START Entries supplied
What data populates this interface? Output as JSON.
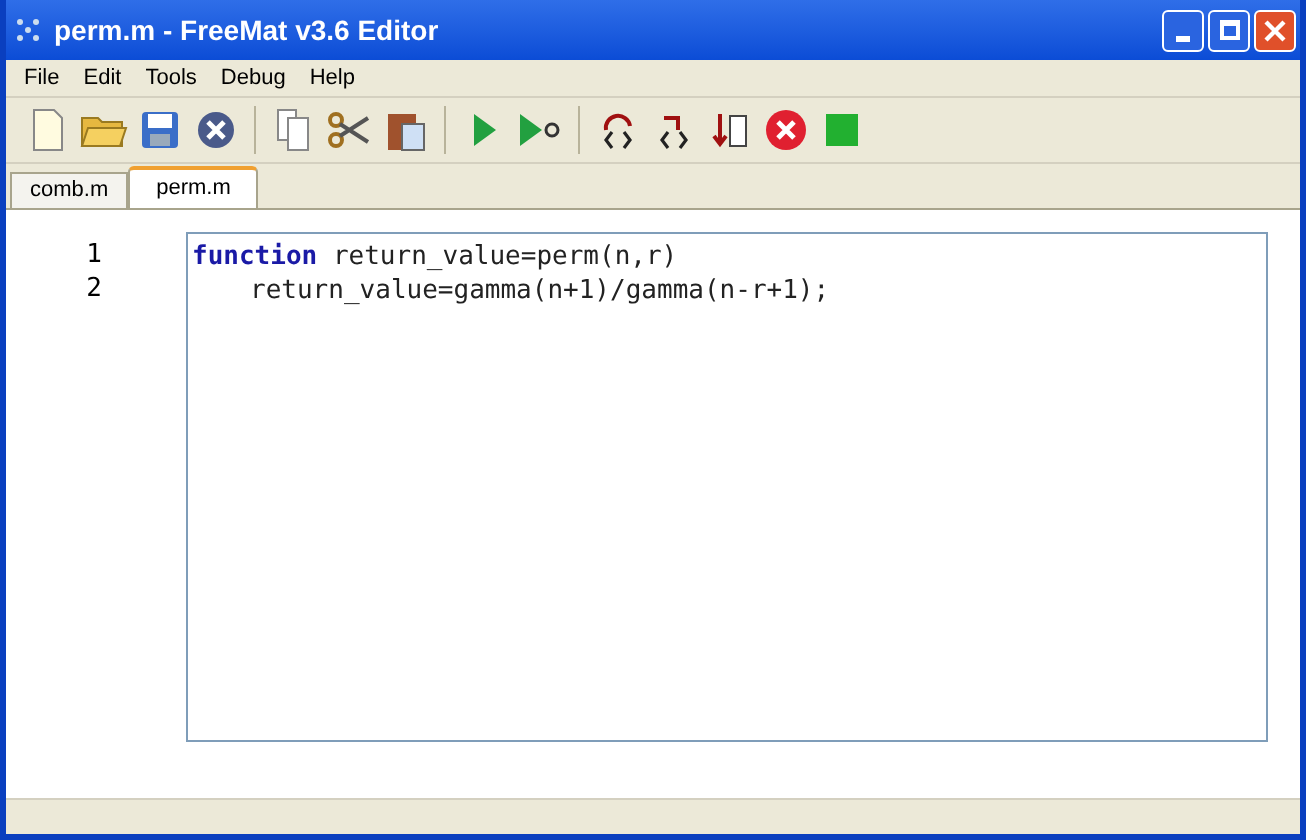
{
  "window": {
    "title": "perm.m - FreeMat v3.6 Editor"
  },
  "menu": [
    "File",
    "Edit",
    "Tools",
    "Debug",
    "Help"
  ],
  "tabs": [
    {
      "label": "comb.m",
      "selected": false
    },
    {
      "label": "perm.m",
      "selected": true
    }
  ],
  "editor": {
    "lines": [
      {
        "number": "1",
        "indented": false,
        "segments": [
          {
            "text": "function",
            "kind": "keyword"
          },
          {
            "text": " return_value=perm(n,r)",
            "kind": "plain"
          }
        ]
      },
      {
        "number": "2",
        "indented": true,
        "segments": [
          {
            "text": "return_value=gamma(n+1)/gamma(n-r+1);",
            "kind": "plain"
          }
        ]
      }
    ]
  }
}
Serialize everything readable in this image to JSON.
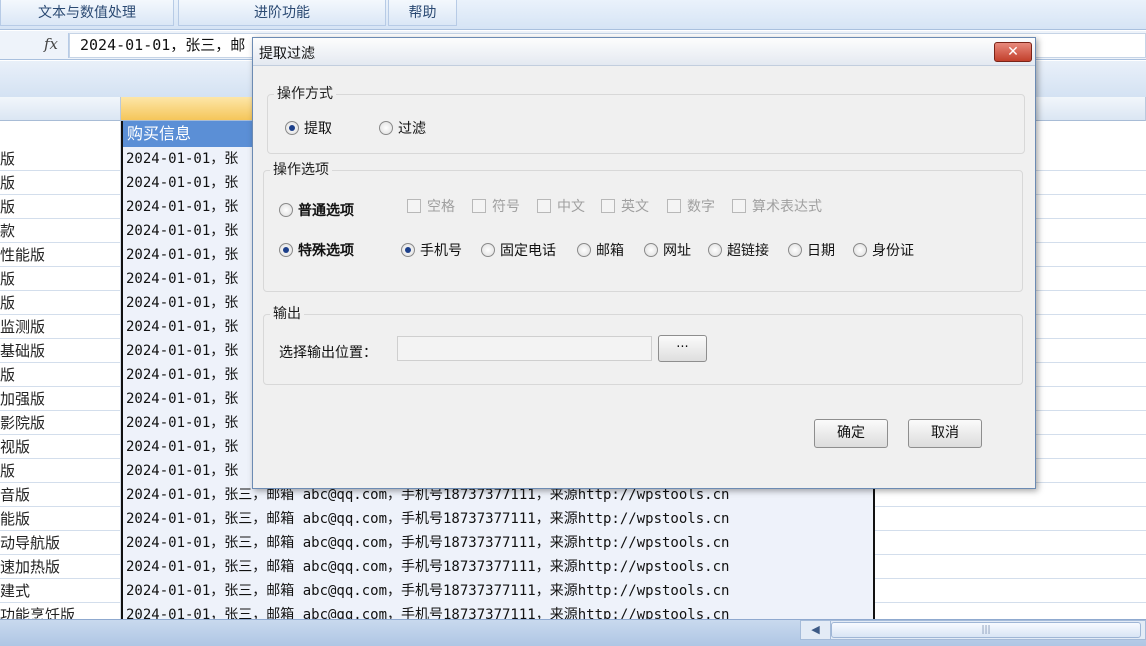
{
  "ribbon": {
    "tabs": [
      "文本与数值处理",
      "进阶功能",
      "帮助"
    ]
  },
  "formula_bar": {
    "fx_label": "fx",
    "value": "2024-01-01，张三，邮"
  },
  "sheet": {
    "header_b": "购买信息",
    "row_text": "2024-01-01，张三，邮箱 abc@qq.com，手机号18737377111，来源http://wpstools.cn",
    "row_text_partial": "2024-01-01，张",
    "col_a": [
      "版",
      "版",
      "版",
      "款",
      "性能版",
      "版",
      "版",
      "监测版",
      "基础版",
      "版",
      "加强版",
      "影院版",
      "视版",
      "版",
      "音版",
      "能版",
      "动导航版",
      "速加热版",
      "建式",
      "功能烹饪版"
    ]
  },
  "scrollbar": {
    "left_arrow": "◀",
    "thumb_grip": "|||"
  },
  "dialog": {
    "title": "提取过滤",
    "close_glyph": "✕",
    "mode": {
      "legend": "操作方式",
      "options": [
        {
          "label": "提取",
          "selected": true
        },
        {
          "label": "过滤",
          "selected": false
        }
      ]
    },
    "options": {
      "legend": "操作选项",
      "normal_label": "普通选项",
      "normal_selected": false,
      "normal_checkboxes": [
        "空格",
        "符号",
        "中文",
        "英文",
        "数字",
        "算术表达式"
      ],
      "special_label": "特殊选项",
      "special_selected": true,
      "special_radios": [
        {
          "label": "手机号",
          "selected": true
        },
        {
          "label": "固定电话",
          "selected": false
        },
        {
          "label": "邮箱",
          "selected": false
        },
        {
          "label": "网址",
          "selected": false
        },
        {
          "label": "超链接",
          "selected": false
        },
        {
          "label": "日期",
          "selected": false
        },
        {
          "label": "身份证",
          "selected": false
        }
      ]
    },
    "output": {
      "legend": "输出",
      "location_label": "选择输出位置：",
      "location_value": "",
      "browse_label": "···"
    },
    "ok_label": "确定",
    "cancel_label": "取消"
  }
}
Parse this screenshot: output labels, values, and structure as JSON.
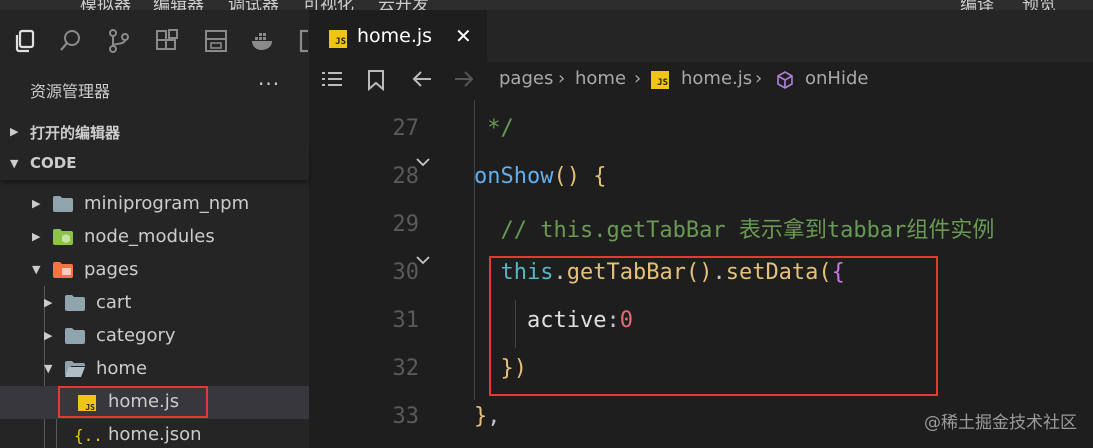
{
  "menubar": {
    "items": [
      "模拟器",
      "编辑器",
      "调试器",
      "可视化",
      "云开发",
      "编译",
      "预览"
    ]
  },
  "activity_bar": {
    "icons": [
      "files-icon",
      "search-icon",
      "source-control-icon",
      "extensions-icon",
      "layout-icon",
      "docker-icon"
    ]
  },
  "explorer": {
    "title": "资源管理器",
    "more": "···",
    "sections": {
      "open_editors": "打开的编辑器",
      "code": "CODE"
    },
    "tree": [
      {
        "label": "miniprogram_npm",
        "kind": "folder",
        "expanded": false
      },
      {
        "label": "node_modules",
        "kind": "node-folder",
        "expanded": false
      },
      {
        "label": "pages",
        "kind": "pages-folder",
        "expanded": true
      },
      {
        "label": "cart",
        "kind": "folder",
        "expanded": false
      },
      {
        "label": "category",
        "kind": "folder",
        "expanded": false
      },
      {
        "label": "home",
        "kind": "folder-open",
        "expanded": true
      },
      {
        "label": "home.js",
        "kind": "js-file",
        "selected": true
      },
      {
        "label": "home.json",
        "kind": "json-file"
      }
    ]
  },
  "editor": {
    "tab": {
      "label": "home.js",
      "badge": "JS",
      "close": "✕"
    },
    "breadcrumb": [
      "pages",
      "home",
      "home.js",
      "onHide"
    ],
    "breadcrumb_sep": "›",
    "lines": [
      {
        "number": "27",
        "text": " */"
      },
      {
        "number": "28",
        "text": "onShow() {"
      },
      {
        "number": "29",
        "text": "  // this.getTabBar 表示拿到tabbar组件实例"
      },
      {
        "number": "30",
        "text": "  this.getTabBar().setData({"
      },
      {
        "number": "31",
        "text": "    active:0"
      },
      {
        "number": "32",
        "text": "  })"
      },
      {
        "number": "33",
        "text": "},"
      }
    ]
  },
  "watermark": "@稀土掘金技术社区",
  "colors": {
    "highlight_box": "#e53935",
    "js_badge": "#f0c419"
  }
}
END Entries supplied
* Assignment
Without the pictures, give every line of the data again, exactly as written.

* Solution to this exercise
What data populates this interface? Output as JSON.
{
  "window": {
    "title": "perm.m - FreeMat v3.6 Editor"
  },
  "menu": [
    "File",
    "Edit",
    "Tools",
    "Debug",
    "Help"
  ],
  "tabs": [
    {
      "label": "comb.m",
      "selected": false
    },
    {
      "label": "perm.m",
      "selected": true
    }
  ],
  "editor": {
    "lines": [
      {
        "number": "1",
        "indented": false,
        "segments": [
          {
            "text": "function",
            "kind": "keyword"
          },
          {
            "text": " return_value=perm(n,r)",
            "kind": "plain"
          }
        ]
      },
      {
        "number": "2",
        "indented": true,
        "segments": [
          {
            "text": "return_value=gamma(n+1)/gamma(n-r+1);",
            "kind": "plain"
          }
        ]
      }
    ]
  }
}
Serialize everything readable in this image to JSON.
{
  "ribbon": {
    "tabs": [
      "文本与数值处理",
      "进阶功能",
      "帮助"
    ]
  },
  "formula_bar": {
    "fx_label": "fx",
    "value": "2024-01-01，张三，邮"
  },
  "sheet": {
    "header_b": "购买信息",
    "row_text": "2024-01-01，张三，邮箱 abc@qq.com，手机号18737377111，来源http://wpstools.cn",
    "row_text_partial": "2024-01-01，张",
    "col_a": [
      "版",
      "版",
      "版",
      "款",
      "性能版",
      "版",
      "版",
      "监测版",
      "基础版",
      "版",
      "加强版",
      "影院版",
      "视版",
      "版",
      "音版",
      "能版",
      "动导航版",
      "速加热版",
      "建式",
      "功能烹饪版"
    ]
  },
  "scrollbar": {
    "left_arrow": "◀",
    "thumb_grip": "|||"
  },
  "dialog": {
    "title": "提取过滤",
    "close_glyph": "✕",
    "mode": {
      "legend": "操作方式",
      "options": [
        {
          "label": "提取",
          "selected": true
        },
        {
          "label": "过滤",
          "selected": false
        }
      ]
    },
    "options": {
      "legend": "操作选项",
      "normal_label": "普通选项",
      "normal_selected": false,
      "normal_checkboxes": [
        "空格",
        "符号",
        "中文",
        "英文",
        "数字",
        "算术表达式"
      ],
      "special_label": "特殊选项",
      "special_selected": true,
      "special_radios": [
        {
          "label": "手机号",
          "selected": true
        },
        {
          "label": "固定电话",
          "selected": false
        },
        {
          "label": "邮箱",
          "selected": false
        },
        {
          "label": "网址",
          "selected": false
        },
        {
          "label": "超链接",
          "selected": false
        },
        {
          "label": "日期",
          "selected": false
        },
        {
          "label": "身份证",
          "selected": false
        }
      ]
    },
    "output": {
      "legend": "输出",
      "location_label": "选择输出位置：",
      "location_value": "",
      "browse_label": "···"
    },
    "ok_label": "确定",
    "cancel_label": "取消"
  }
}
Parse this screenshot: output labels, values, and structure as JSON.
{
  "menubar": {
    "items": [
      "模拟器",
      "编辑器",
      "调试器",
      "可视化",
      "云开发",
      "编译",
      "预览"
    ]
  },
  "activity_bar": {
    "icons": [
      "files-icon",
      "search-icon",
      "source-control-icon",
      "extensions-icon",
      "layout-icon",
      "docker-icon"
    ]
  },
  "explorer": {
    "title": "资源管理器",
    "more": "···",
    "sections": {
      "open_editors": "打开的编辑器",
      "code": "CODE"
    },
    "tree": [
      {
        "label": "miniprogram_npm",
        "kind": "folder",
        "expanded": false
      },
      {
        "label": "node_modules",
        "kind": "node-folder",
        "expanded": false
      },
      {
        "label": "pages",
        "kind": "pages-folder",
        "expanded": true
      },
      {
        "label": "cart",
        "kind": "folder",
        "expanded": false
      },
      {
        "label": "category",
        "kind": "folder",
        "expanded": false
      },
      {
        "label": "home",
        "kind": "folder-open",
        "expanded": true
      },
      {
        "label": "home.js",
        "kind": "js-file",
        "selected": true
      },
      {
        "label": "home.json",
        "kind": "json-file"
      }
    ]
  },
  "editor": {
    "tab": {
      "label": "home.js",
      "badge": "JS",
      "close": "✕"
    },
    "breadcrumb": [
      "pages",
      "home",
      "home.js",
      "onHide"
    ],
    "breadcrumb_sep": "›",
    "lines": [
      {
        "number": "27",
        "text": " */"
      },
      {
        "number": "28",
        "text": "onShow() {"
      },
      {
        "number": "29",
        "text": "  // this.getTabBar 表示拿到tabbar组件实例"
      },
      {
        "number": "30",
        "text": "  this.getTabBar().setData({"
      },
      {
        "number": "31",
        "text": "    active:0"
      },
      {
        "number": "32",
        "text": "  })"
      },
      {
        "number": "33",
        "text": "},"
      }
    ]
  },
  "watermark": "@稀土掘金技术社区",
  "colors": {
    "highlight_box": "#e53935",
    "js_badge": "#f0c419"
  }
}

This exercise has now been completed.